Last week, I questioned whether or not the social media economy could continue to support mommyblogging for cash in its current form indefinitely. Though the answer to this question remains unclear, it occurred to me that, in anticipation of the BlogHer 2011 conference (beginning next week), there are a few possible signs of a lessening of faith in the influence of mommybloggers as an economic force. None of these signs are 100% conclusive, but they’re worth noting anyway, if for no other reason than to track the progress of the business over time. For instance:
1. BlogHer 2011 is still not sold out.
As of the time of this publication, there are still tickets available for BlogHer 2011. This is in direct contrast to the situation with previous years wherein tickets sold out well in advance to the conference, and in fact some were auctioned off on eBay, in some cases for more than their face value.
Of course, it should be noted that last year’s conference was in New York City, which is a more convenient and likely more desirable location for many conference attendees. Also: please note that 2010 had a maximum capacity of around 2,500 people, whereas this year the ticket sales are capped at about 3,200. The facility is larger, and the additional 700 slots could also help to account for the surplus tickets this year.
2. No Social Luxe party this year.
For the past two years, the Social Luxe Lounge has been a big part of the pre-BlogHer conference festivities. Best known for having a choice swag bag full of sponsor-provided goodies, the Social Luxe Lounge has been one of the most coveted private party invites for the past few years running.
For BlogHer 2011, though, there will be no Social Luxe Lounge. The official explanation for the absence of the party, as given on the Social Luxe website is that, “[d]ue to circumstances among all three hostesses, the stars just simply are not aligning this year.” Instead of the Social Luxe Lounge, there will be a lower-profile Blog Luxe awards ceremony that celebrates “inspiring blogs,” but presumably, means there will be no coveted swag.
The fact that there is no Social Luxe Lounge this year is likely due to many different causes, but to cancel the plans for the party in the presence of strong sponsor interest seems unlikely. If you have fewer peopled willing to put stuff in the swag bags, it’s a little more difficult to throw a swanky party, and though the change in venue might also have affected the interest from sponsors, it seems like this is in direct contrast to previous years, where the bags were overflowing with brands that wanted to be involved.

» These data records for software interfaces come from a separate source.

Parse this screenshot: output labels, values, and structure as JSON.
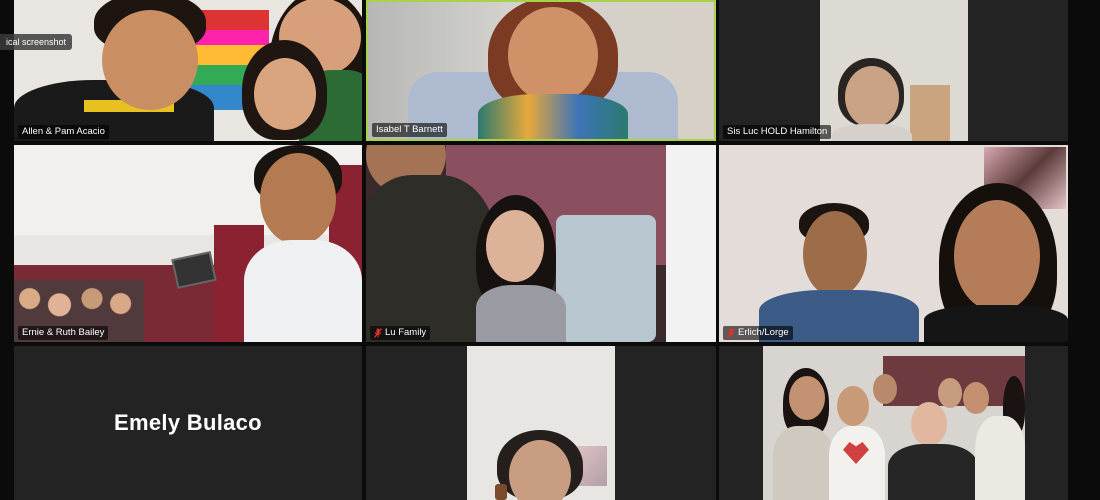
{
  "tooltip": "ical screenshot",
  "participants": [
    {
      "name": "Allen & Pam Acacio",
      "muted": false
    },
    {
      "name": "Isabel T Barnett",
      "muted": false
    },
    {
      "name": "Sis Luc   HOLD Hamilton",
      "muted": false
    },
    {
      "name": "Ernie & Ruth Bailey",
      "muted": false
    },
    {
      "name": "Lu Family",
      "muted": true
    },
    {
      "name": "Erlich/Lorge",
      "muted": true
    },
    {
      "name": "Emely Bulaco",
      "muted": false
    },
    {
      "name": "",
      "muted": false
    },
    {
      "name": "",
      "muted": false
    }
  ],
  "colors": {
    "active_speaker_border": "#a9d24a",
    "mute_icon": "#e0312b",
    "tile_background": "#232323"
  },
  "icons": {
    "muted": "microphone-off-icon"
  }
}
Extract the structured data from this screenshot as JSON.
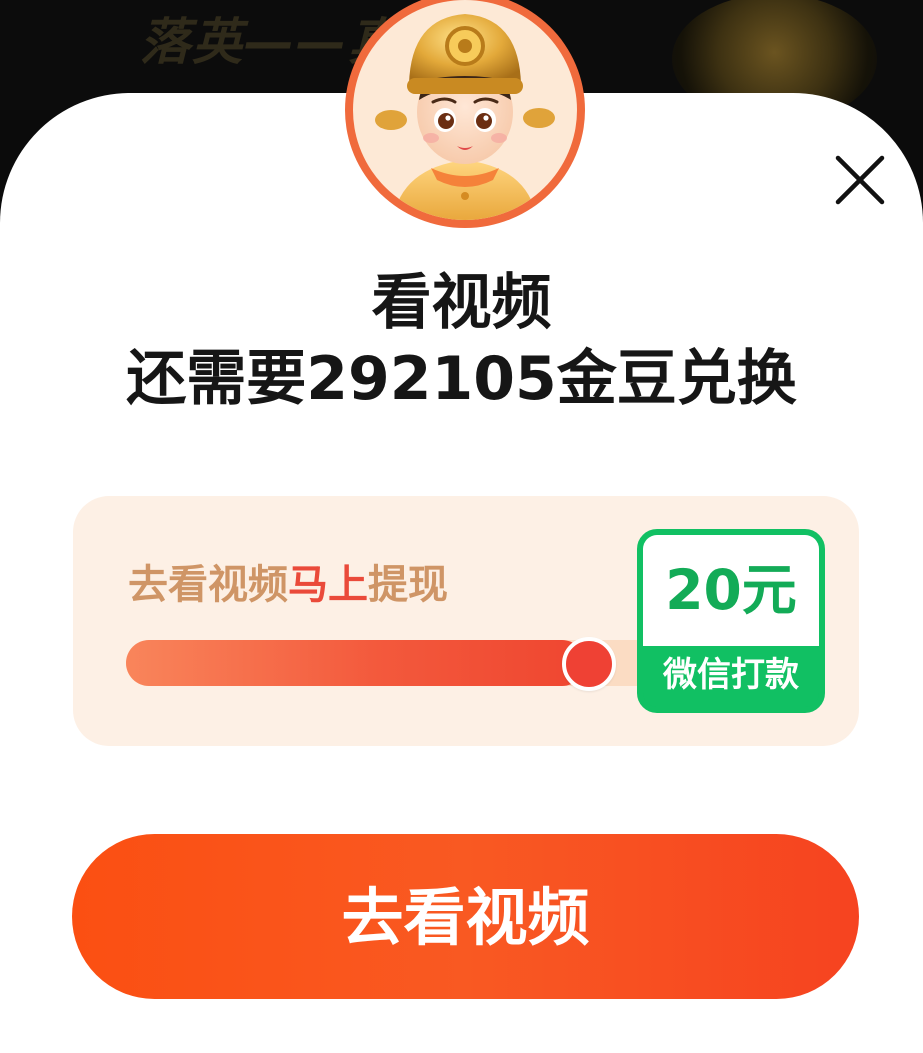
{
  "background": {
    "text": "落英——真正的"
  },
  "avatar": {
    "icon": "god-of-wealth-avatar-icon",
    "ring_color": "#f06a3c"
  },
  "close": {
    "icon": "close-icon"
  },
  "title": {
    "line1": "看视频",
    "line2": "还需要292105金豆兑换"
  },
  "progress_card": {
    "label_prefix": "去看视频",
    "label_highlight": "马上",
    "label_suffix": "提现",
    "progress_fraction": 0.765,
    "reward_amount": "20元",
    "reward_method": "微信打款",
    "accent_color": "#11c063"
  },
  "cta": {
    "label": "去看视频",
    "color": "#fb4f12"
  }
}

3. There appears to be a dearth of special sponsored programs this year.
Remember #GapMagic, the PR campaign that outfitted several bloggers in free clothing for Gap before BlogHer 2010? Even before #GapMagic , there have been many situations in which bloggers have been outfitted with clothing by brands before BlogHer as a promotional technique. But this year, I have yet to hear of anything like #GapMagic or similar promotional efforts. If these efforts had been considered successful, I would think that there would be more of them this year, rather than less. As BlogHer approaches, we may see some crop up, but my instincts are telling me there is just less overall interest from brands this year.
Are you getting a sense that the brand interest for the BlogHer conference is the same or lessened this year?